> _DIRECTIONS_
Each entry needs to be copied exactly, with nothing left out.

> _RECORD EXTRACTS_
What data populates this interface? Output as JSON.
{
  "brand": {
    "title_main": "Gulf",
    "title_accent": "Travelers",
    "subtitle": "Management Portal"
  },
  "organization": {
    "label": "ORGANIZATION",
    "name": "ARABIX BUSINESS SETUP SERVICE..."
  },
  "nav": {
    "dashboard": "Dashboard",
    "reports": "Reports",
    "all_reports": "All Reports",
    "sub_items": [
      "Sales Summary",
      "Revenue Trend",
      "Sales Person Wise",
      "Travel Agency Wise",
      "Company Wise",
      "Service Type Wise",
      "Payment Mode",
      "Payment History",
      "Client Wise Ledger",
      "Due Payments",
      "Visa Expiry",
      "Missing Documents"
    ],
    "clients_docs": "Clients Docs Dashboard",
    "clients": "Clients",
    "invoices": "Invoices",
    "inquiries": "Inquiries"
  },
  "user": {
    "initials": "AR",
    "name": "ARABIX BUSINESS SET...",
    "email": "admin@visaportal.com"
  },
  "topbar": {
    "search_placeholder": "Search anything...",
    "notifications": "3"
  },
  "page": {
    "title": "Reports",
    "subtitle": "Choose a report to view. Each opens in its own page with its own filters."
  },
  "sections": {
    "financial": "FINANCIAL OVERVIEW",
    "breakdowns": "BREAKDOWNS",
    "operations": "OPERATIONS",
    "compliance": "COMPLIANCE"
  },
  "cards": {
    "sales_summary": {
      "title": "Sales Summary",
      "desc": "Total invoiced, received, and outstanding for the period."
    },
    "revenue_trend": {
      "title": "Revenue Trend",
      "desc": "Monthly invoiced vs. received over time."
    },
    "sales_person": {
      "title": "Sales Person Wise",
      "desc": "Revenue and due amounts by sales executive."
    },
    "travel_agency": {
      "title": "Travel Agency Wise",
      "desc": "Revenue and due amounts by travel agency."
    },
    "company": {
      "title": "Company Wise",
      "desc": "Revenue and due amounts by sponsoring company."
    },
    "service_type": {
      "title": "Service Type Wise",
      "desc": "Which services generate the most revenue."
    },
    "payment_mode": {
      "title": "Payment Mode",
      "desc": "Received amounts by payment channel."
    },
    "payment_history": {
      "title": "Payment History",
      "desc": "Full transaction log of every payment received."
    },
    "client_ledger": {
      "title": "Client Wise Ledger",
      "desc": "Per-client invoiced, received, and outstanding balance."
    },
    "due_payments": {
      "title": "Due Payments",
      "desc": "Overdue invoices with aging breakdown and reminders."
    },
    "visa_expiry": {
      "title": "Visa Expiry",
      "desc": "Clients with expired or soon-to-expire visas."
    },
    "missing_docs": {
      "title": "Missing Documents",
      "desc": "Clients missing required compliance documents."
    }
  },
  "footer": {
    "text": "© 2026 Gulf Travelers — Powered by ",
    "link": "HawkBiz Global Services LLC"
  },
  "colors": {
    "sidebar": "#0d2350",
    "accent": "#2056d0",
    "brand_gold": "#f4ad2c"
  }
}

> _RESPONSE BELOW_
What data populates this interface? Output as JSON.
{
  "brand": {
    "title_main": "Gulf",
    "title_accent": "Travelers",
    "subtitle": "Management Portal"
  },
  "organization": {
    "label": "ORGANIZATION",
    "name": "ARABIX BUSINESS SETUP SERVICE..."
  },
  "nav": {
    "dashboard": "Dashboard",
    "reports": "Reports",
    "all_reports": "All Reports",
    "sub_items": [
      "Sales Summary",
      "Revenue Trend",
      "Sales Person Wise",
      "Travel Agency Wise",
      "Company Wise",
      "Service Type Wise",
      "Payment Mode",
      "Payment History",
      "Client Wise Ledger",
      "Due Payments",
      "Visa Expiry",
      "Missing Documents"
    ],
    "clients_docs": "Clients Docs Dashboard",
    "clients": "Clients",
    "invoices": "Invoices",
    "inquiries": "Inquiries"
  },
  "user": {
    "initials": "AR",
    "name": "ARABIX BUSINESS SET...",
    "email": "admin@visaportal.com"
  },
  "topbar": {
    "search_placeholder": "Search anything...",
    "notifications": "3"
  },
  "page": {
    "title": "Reports",
    "subtitle": "Choose a report to view. Each opens in its own page with its own filters."
  },
  "sections": {
    "financial": "FINANCIAL OVERVIEW",
    "breakdowns": "BREAKDOWNS",
    "operations": "OPERATIONS",
    "compliance": "COMPLIANCE"
  },
  "cards": {
    "sales_summary": {
      "title": "Sales Summary",
      "desc": "Total invoiced, received, and outstanding for the period."
    },
    "revenue_trend": {
      "title": "Revenue Trend",
      "desc": "Monthly invoiced vs. received over time."
    },
    "sales_person": {
      "title": "Sales Person Wise",
      "desc": "Revenue and due amounts by sales executive."
    },
    "travel_agency": {
      "title": "Travel Agency Wise",
      "desc": "Revenue and due amounts by travel agency."
    },
    "company": {
      "title": "Company Wise",
      "desc": "Revenue and due amounts by sponsoring company."
    },
    "service_type": {
      "title": "Service Type Wise",
      "desc": "Which services generate the most revenue."
    },
    "payment_mode": {
      "title": "Payment Mode",
      "desc": "Received amounts by payment channel."
    },
    "payment_history": {
      "title": "Payment History",
      "desc": "Full transaction log of every payment received."
    },
    "client_ledger": {
      "title": "Client Wise Ledger",
      "desc": "Per-client invoiced, received, and outstanding balance."
    },
    "due_payments": {
      "title": "Due Payments",
      "desc": "Overdue invoices with aging breakdown and reminders."
    },
    "visa_expiry": {
      "title": "Visa Expiry",
      "desc": "Clients with expired or soon-to-expire visas."
    },
    "missing_docs": {
      "title": "Missing Documents",
      "desc": "Clients missing required compliance documents."
    }
  },
  "footer": {
    "text": "© 2026 Gulf Travelers — Powered by ",
    "link": "HawkBiz Global Services LLC"
  },
  "colors": {
    "sidebar": "#0d2350",
    "accent": "#2056d0",
    "brand_gold": "#f4ad2c"
  }
}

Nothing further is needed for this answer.